Today Stephen Lloyd Jones, author of The String Diaries and Written in the Blood, tells us his top 5 writing tips.
Top 5 tips for writers in this genre
Let me say, right from the off, that with only two published novels under my belt it feels a little presumptuous to start offering writing advice. Instead, then, here are five things that I try to keep in mind when I’m writing. If they give you a little help along the way, so much the better.
Tease. Obfuscate. Deceive.
You want your audience hanging on every word, right? You want them to say, ‘Oh shit, I didn’t see that coming.’ You want them to tense up as they realise things are not at all as they seemed?
So, don’t give them everything on a plate. Take off at a sprint, while they dash after you with one hand cupped to their ear. If you can see a busy junction up ahead, slow down and take their hand. Lead them gently into the middle of the traffic, then throw a hood over them and scarper. Dole out information – and misinformation – like a miser, as if it’s the most valuable resource in the world.
Do all this while remembering that they are likely more intelligent than you, more well-read than you and must be treated with complete respect at all times.
Be a perfectionist.
I rewrote each page of THE STRING DIARIES over twenty times before I decided it was ready for an agent to look at. The first three chapters – which form the initial part of any submission package – went through around forty or fifty drafts. I couldn’t tell you exactly how many times I revised the vital first pages . . . but we’re talking easily over one hundred.
These figures might seem a little excessive but they shouldn’t scare you. There are only so many literary agents and editors out there. You don’t get a second chance. So don’t screw it up by sending out anything but your very best work.
Be confident to the point of arrogance until you are published, then listen to every bit of advice you can get.
Halfway through writing THE STRING DIARIES, I started to read about the submission process and the likely chances of success. If I wasn’t such an obstinate fool, I should have abandoned the book right there. It seemed that my chance of even landing an agent was around one in five thousand. Dreadful odds for a two-year time investment, don’t you think?
Then I thought, ‘You hear a lot about novels submitted in green biro, manuscripts with human teeth marks, crazy stuff. What if, say, I’m in the top 1% when it comes to those submissions? That puts my chances at one in fifty. What if I’m in the top 0.1%? That gives me a one in five chance! Per agent! It’s what sustained me while writing the second half of the novel.
Once I found a publisher, of course, I abandoned that particular suit of armour and listened to every scrap of advice I was given . . . and acted on nearly all of it.
Don’t just write for the eyes.
Visual descriptions are important, but I become immersed in a fictional setting far more quickly if all of my senses are engaged. When a writer offers me sounds and smells, a funny thing happens in my brain. I feel myself being transported.
As a (numbingly) simple example, try visualising the sea. Done? Now add the taste of sea salt and the cry of seagulls. Better, isn’t it?

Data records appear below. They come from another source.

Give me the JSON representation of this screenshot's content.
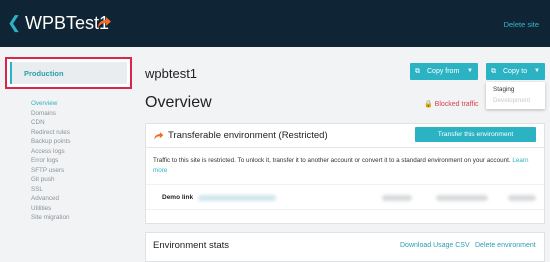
{
  "header": {
    "back_icon": "chevron-left-icon",
    "title": "WPBTest1",
    "flame_icon": "transfer-flame-icon",
    "delete_site": "Delete site"
  },
  "sidebar": {
    "environment": "Production",
    "items": [
      {
        "label": "Overview",
        "active": true
      },
      {
        "label": "Domains"
      },
      {
        "label": "CDN"
      },
      {
        "label": "Redirect rules"
      },
      {
        "label": "Backup points"
      },
      {
        "label": "Access logs"
      },
      {
        "label": "Error logs"
      },
      {
        "label": "SFTP users"
      },
      {
        "label": "Git push"
      },
      {
        "label": "SSL"
      },
      {
        "label": "Advanced"
      },
      {
        "label": "Utilities"
      },
      {
        "label": "Site migration"
      }
    ]
  },
  "main": {
    "env_name": "wpbtest1",
    "copy_from": "Copy from",
    "copy_to": "Copy to",
    "dropdown": [
      "Staging",
      "Development"
    ],
    "overview": "Overview",
    "blocked": "Blocked traffic",
    "transferable": {
      "title": "Transferable environment (Restricted)",
      "button": "Transfer this environment",
      "text": "Traffic to this site is restricted. To unlock it, transfer it to another account or convert it to a standard environment on your account.",
      "learn_more": "Learn more",
      "demo_label": "Demo link"
    },
    "stats": {
      "title": "Environment stats",
      "download": "Download Usage CSV",
      "delete_env": "Delete environment"
    }
  },
  "colors": {
    "accent": "#2bb3c4",
    "header_bg": "#0f2434",
    "highlight": "#d8274a",
    "flame": "#f26d21"
  }
}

Google Street View is a valuable tool.
My stories take place in multiple locations, scattered all over the world. While writing WRITTEN IN THE BLOOD, I was working on scenes set in California’s Yosemite National Park, Budapest, Northern Canada and Switzerland. While I’ve visited those locations, the ability to take memory-jogging virtual drives through them was invaluable. It really is an amazing resource.
High in the mountains of the Swiss Alps Leah Wilde is about to gamble her life to bring a powerful man an offer. A promise.
Leah has heard the dark stories about him and knows she is walking into the lion’s den. But her options are running out. Her rare lineage, kept secret for years, is under terrible threat. That is, unless Leah and her mother Hannah are prepared to join up with their once deadly enemies.
Should the prey ever trust the predator?
Is hope for future generations ever enough to wash away the sins of the past?
With a new and chilling danger stalking them all, and the survival of their society at stake, they may have little choice…”